Next, in the same class ( MainWindowController), we need to override the AwakeFromNib method and add some code to update our label with the number of times the button was clicked:

public override void AwakeFromNib ()
        base.AwakeFromNib ();
        ClickMeButton.Activated += (object sender, EventArgs e) => {
                OutputLabel.StringValue = "Clicked " + 
numberOfTimesClicked + " times.";

We need to use AwakeFromNib, instead of another method such as Initialize, because AwakeFromNib is called after the OS has loaded the UI from the .xib file. If we tried to access the button control before the .xib file has been fully hydrated, we’d get a NullReferenceException error because the button control would not be created yet.

Also notice that we used the Activated event on the button. It’s kind of a strange name but it’s the event that gets raised when the button is clicked.

That’s it! We’ve created our first Xamarin.Mac application, so now it’s time to run it and test it!

Testing the Application

It’s time to build and run our application; to see it in action and make sure it runs as expected. We can build and run all in one step, or we can build it without running it.

Let’s build it first, just to learn how to build without deploying. Whenever we build an application, we can choose what kind of build we want:

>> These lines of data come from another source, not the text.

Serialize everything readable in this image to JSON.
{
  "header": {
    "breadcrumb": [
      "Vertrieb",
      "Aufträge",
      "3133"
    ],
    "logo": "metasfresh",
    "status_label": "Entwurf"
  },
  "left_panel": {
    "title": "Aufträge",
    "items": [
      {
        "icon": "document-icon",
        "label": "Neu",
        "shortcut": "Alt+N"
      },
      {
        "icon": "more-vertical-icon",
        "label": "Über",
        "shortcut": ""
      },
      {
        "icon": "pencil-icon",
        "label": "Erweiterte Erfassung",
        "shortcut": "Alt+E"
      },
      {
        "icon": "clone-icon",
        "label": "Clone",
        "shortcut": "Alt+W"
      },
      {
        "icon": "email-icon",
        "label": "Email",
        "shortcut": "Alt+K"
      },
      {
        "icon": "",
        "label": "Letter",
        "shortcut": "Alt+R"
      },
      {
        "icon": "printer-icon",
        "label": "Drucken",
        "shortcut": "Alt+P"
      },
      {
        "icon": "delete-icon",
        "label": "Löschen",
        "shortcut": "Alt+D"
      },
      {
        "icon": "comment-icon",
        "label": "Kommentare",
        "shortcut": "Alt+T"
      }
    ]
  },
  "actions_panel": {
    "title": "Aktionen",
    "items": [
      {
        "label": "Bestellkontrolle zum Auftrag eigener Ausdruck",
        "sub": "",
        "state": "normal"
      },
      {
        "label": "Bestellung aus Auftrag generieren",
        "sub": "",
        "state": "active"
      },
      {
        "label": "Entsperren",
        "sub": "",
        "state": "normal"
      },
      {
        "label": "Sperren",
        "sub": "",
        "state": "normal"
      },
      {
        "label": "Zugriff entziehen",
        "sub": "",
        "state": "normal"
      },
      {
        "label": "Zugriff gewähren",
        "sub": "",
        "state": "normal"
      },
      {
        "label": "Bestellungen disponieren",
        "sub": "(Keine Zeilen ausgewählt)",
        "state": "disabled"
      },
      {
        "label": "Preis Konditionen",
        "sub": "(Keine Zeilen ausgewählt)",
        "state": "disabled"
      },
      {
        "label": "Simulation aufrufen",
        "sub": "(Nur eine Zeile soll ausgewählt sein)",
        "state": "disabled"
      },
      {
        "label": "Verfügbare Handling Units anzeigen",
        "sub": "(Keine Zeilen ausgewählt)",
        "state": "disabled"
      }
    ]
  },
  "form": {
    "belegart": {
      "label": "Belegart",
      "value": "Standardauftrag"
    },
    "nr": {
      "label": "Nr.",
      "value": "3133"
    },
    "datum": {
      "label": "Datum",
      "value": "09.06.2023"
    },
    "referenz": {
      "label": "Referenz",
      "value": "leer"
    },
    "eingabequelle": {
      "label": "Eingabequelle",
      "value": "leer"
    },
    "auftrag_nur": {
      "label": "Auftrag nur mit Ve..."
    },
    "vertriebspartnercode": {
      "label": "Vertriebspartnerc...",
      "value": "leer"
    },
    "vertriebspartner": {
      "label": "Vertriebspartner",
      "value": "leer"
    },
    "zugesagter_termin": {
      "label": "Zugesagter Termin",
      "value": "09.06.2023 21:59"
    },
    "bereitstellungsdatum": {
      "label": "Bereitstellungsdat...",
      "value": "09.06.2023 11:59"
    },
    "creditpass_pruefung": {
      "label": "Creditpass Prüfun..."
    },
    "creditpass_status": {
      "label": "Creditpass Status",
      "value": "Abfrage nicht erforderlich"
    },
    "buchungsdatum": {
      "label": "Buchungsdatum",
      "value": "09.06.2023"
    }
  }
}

  • Debug – A debug build is compiled into an .app (application) file with a bunch of extra metadata that allows us to debug what’s happening while the application is running.
  • Release – A release build also creates an .app file, but it doesn’t include debug information, so it’s smaller and executes faster.
  • AppStore – An AppStore build creates a signed application package that is ready to submit to the App Store.

In our case, we just want a debug build, so let’s make sure that Debug|x86 is selected in the build drop down:

Then, either press ⌘+B, or from the Build menu, choose Build All. If there are no errors, you’ll see a Build Succeeded message in the status bar of Xamarin Studio. If there are errors, review your procedure and make sure that you’ve followed the steps correctly. Start by confirming that your code (both in Xcode and in Xamarin Studio) matches the code in the tutorial.

Running the Application

To run the application, we have three options:

  • Press ⌘+Enter
  • From the Run menu, choose Debug
  • Click the Gear icon with the green circle from the build toolbar.

The application will build (if it hasn’t been built already) and if we click the button a few times, we should see something like following:

Congrats, you’ve now built and run your very first Xamarin.Mac application!


Congratulations! We covered a lot of ground here, but if you followed this tutorial from start to finish, you should now have a solid understanding of the components of a Xamarin.Mac application as well as the tools used to create them.

In the next guide, we’re going to take a look at the Model, View, Controller (MVC) pattern in Mac and how it’s used to create more complex applications.